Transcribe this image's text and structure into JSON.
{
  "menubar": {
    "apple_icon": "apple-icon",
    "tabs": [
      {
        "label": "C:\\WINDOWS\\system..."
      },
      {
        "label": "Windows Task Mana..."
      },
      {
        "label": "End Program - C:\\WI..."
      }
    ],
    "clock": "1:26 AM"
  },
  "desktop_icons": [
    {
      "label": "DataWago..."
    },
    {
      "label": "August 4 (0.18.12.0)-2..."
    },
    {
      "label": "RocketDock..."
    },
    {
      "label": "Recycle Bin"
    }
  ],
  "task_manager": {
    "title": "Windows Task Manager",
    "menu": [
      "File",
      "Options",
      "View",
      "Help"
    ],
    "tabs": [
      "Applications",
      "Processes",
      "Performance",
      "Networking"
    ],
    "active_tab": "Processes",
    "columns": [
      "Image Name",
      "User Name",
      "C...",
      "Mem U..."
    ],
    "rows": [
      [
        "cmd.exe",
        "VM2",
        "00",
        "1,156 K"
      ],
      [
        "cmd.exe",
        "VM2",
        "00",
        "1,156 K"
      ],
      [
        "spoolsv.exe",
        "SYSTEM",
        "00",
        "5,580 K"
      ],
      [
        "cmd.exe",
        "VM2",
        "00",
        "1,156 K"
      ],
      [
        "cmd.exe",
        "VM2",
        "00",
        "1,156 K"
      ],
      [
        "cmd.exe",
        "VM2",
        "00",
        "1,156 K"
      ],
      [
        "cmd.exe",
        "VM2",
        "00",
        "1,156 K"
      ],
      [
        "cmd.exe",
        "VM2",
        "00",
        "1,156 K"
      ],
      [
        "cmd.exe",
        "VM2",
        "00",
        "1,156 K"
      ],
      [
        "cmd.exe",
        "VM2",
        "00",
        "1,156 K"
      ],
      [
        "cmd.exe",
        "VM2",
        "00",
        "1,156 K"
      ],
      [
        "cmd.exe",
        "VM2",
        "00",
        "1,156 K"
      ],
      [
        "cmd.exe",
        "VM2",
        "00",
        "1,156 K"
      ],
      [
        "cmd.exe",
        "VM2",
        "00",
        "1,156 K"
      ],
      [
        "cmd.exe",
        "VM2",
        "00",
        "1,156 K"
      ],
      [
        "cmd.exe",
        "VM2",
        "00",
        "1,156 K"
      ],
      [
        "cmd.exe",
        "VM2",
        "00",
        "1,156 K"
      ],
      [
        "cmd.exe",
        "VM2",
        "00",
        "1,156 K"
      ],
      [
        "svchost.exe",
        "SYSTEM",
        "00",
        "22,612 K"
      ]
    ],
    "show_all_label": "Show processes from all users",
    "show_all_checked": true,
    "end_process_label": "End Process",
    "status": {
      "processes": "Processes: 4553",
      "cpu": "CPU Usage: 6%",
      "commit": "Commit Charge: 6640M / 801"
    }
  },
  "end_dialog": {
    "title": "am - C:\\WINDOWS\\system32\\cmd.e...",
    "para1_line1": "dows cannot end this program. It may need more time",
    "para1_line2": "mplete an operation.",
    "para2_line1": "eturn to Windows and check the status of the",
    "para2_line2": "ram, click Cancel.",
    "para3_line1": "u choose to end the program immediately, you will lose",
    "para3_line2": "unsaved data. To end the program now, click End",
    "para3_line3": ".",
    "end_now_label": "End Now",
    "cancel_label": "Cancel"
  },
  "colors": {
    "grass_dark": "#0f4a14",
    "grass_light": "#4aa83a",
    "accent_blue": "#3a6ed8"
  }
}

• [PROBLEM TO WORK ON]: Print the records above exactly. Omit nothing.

• [OUTPUT BELOW]:
Transcribe this image's text and structure into JSON.
{
  "menubar": {
    "apple_icon": "apple-icon",
    "tabs": [
      {
        "label": "C:\\WINDOWS\\system..."
      },
      {
        "label": "Windows Task Mana..."
      },
      {
        "label": "End Program - C:\\WI..."
      }
    ],
    "clock": "1:26 AM"
  },
  "desktop_icons": [
    {
      "label": "DataWago..."
    },
    {
      "label": "August 4 (0.18.12.0)-2..."
    },
    {
      "label": "RocketDock..."
    },
    {
      "label": "Recycle Bin"
    }
  ],
  "task_manager": {
    "title": "Windows Task Manager",
    "menu": [
      "File",
      "Options",
      "View",
      "Help"
    ],
    "tabs": [
      "Applications",
      "Processes",
      "Performance",
      "Networking"
    ],
    "active_tab": "Processes",
    "columns": [
      "Image Name",
      "User Name",
      "C...",
      "Mem U..."
    ],
    "rows": [
      [
        "cmd.exe",
        "VM2",
        "00",
        "1,156 K"
      ],
      [
        "cmd.exe",
        "VM2",
        "00",
        "1,156 K"
      ],
      [
        "spoolsv.exe",
        "SYSTEM",
        "00",
        "5,580 K"
      ],
      [
        "cmd.exe",
        "VM2",
        "00",
        "1,156 K"
      ],
      [
        "cmd.exe",
        "VM2",
        "00",
        "1,156 K"
      ],
      [
        "cmd.exe",
        "VM2",
        "00",
        "1,156 K"
      ],
      [
        "cmd.exe",
        "VM2",
        "00",
        "1,156 K"
      ],
      [
        "cmd.exe",
        "VM2",
        "00",
        "1,156 K"
      ],
      [
        "cmd.exe",
        "VM2",
        "00",
        "1,156 K"
      ],
      [
        "cmd.exe",
        "VM2",
        "00",
        "1,156 K"
      ],
      [
        "cmd.exe",
        "VM2",
        "00",
        "1,156 K"
      ],
      [
        "cmd.exe",
        "VM2",
        "00",
        "1,156 K"
      ],
      [
        "cmd.exe",
        "VM2",
        "00",
        "1,156 K"
      ],
      [
        "cmd.exe",
        "VM2",
        "00",
        "1,156 K"
      ],
      [
        "cmd.exe",
        "VM2",
        "00",
        "1,156 K"
      ],
      [
        "cmd.exe",
        "VM2",
        "00",
        "1,156 K"
      ],
      [
        "cmd.exe",
        "VM2",
        "00",
        "1,156 K"
      ],
      [
        "cmd.exe",
        "VM2",
        "00",
        "1,156 K"
      ],
      [
        "svchost.exe",
        "SYSTEM",
        "00",
        "22,612 K"
      ]
    ],
    "show_all_label": "Show processes from all users",
    "show_all_checked": true,
    "end_process_label": "End Process",
    "status": {
      "processes": "Processes: 4553",
      "cpu": "CPU Usage: 6%",
      "commit": "Commit Charge: 6640M / 801"
    }
  },
  "end_dialog": {
    "title": "am - C:\\WINDOWS\\system32\\cmd.e...",
    "para1_line1": "dows cannot end this program. It may need more time",
    "para1_line2": "mplete an operation.",
    "para2_line1": "eturn to Windows and check the status of the",
    "para2_line2": "ram, click Cancel.",
    "para3_line1": "u choose to end the program immediately, you will lose",
    "para3_line2": "unsaved data. To end the program now, click End",
    "para3_line3": ".",
    "end_now_label": "End Now",
    "cancel_label": "Cancel"
  },
  "colors": {
    "grass_dark": "#0f4a14",
    "grass_light": "#4aa83a",
    "accent_blue": "#3a6ed8"
  }
}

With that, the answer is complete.